EXERCISE DESCRIPTION: Nothing but the data itself, reproduced exactly, is the expected answer.

[Stored data entries]
>>>

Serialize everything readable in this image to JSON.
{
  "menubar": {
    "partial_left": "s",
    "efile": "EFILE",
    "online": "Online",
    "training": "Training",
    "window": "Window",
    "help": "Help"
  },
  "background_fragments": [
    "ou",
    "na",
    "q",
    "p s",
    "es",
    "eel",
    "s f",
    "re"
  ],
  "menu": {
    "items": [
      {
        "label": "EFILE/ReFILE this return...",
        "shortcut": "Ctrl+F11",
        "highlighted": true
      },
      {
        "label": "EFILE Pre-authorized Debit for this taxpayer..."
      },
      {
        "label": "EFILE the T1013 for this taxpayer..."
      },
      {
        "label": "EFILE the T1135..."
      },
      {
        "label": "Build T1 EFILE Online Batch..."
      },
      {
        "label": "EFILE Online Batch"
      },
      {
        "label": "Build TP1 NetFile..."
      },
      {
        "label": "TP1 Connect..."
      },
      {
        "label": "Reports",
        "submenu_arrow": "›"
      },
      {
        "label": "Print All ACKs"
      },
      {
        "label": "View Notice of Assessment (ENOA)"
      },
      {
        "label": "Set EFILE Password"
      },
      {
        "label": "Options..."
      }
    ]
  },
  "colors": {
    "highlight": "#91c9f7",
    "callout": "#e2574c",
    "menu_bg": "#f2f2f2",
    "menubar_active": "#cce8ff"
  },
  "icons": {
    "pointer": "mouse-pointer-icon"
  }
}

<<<

YOUR SOLUTION:
Serialize everything readable in this image to JSON.
{
  "menubar": {
    "partial_left": "s",
    "efile": "EFILE",
    "online": "Online",
    "training": "Training",
    "window": "Window",
    "help": "Help"
  },
  "background_fragments": [
    "ou",
    "na",
    "q",
    "p s",
    "es",
    "eel",
    "s f",
    "re"
  ],
  "menu": {
    "items": [
      {
        "label": "EFILE/ReFILE this return...",
        "shortcut": "Ctrl+F11",
        "highlighted": true
      },
      {
        "label": "EFILE Pre-authorized Debit for this taxpayer..."
      },
      {
        "label": "EFILE the T1013 for this taxpayer..."
      },
      {
        "label": "EFILE the T1135..."
      },
      {
        "label": "Build T1 EFILE Online Batch..."
      },
      {
        "label": "EFILE Online Batch"
      },
      {
        "label": "Build TP1 NetFile..."
      },
      {
        "label": "TP1 Connect..."
      },
      {
        "label": "Reports",
        "submenu_arrow": "›"
      },
      {
        "label": "Print All ACKs"
      },
      {
        "label": "View Notice of Assessment (ENOA)"
      },
      {
        "label": "Set EFILE Password"
      },
      {
        "label": "Options..."
      }
    ]
  },
  "colors": {
    "highlight": "#91c9f7",
    "callout": "#e2574c",
    "menu_bg": "#f2f2f2",
    "menubar_active": "#cce8ff"
  },
  "icons": {
    "pointer": "mouse-pointer-icon"
  }
}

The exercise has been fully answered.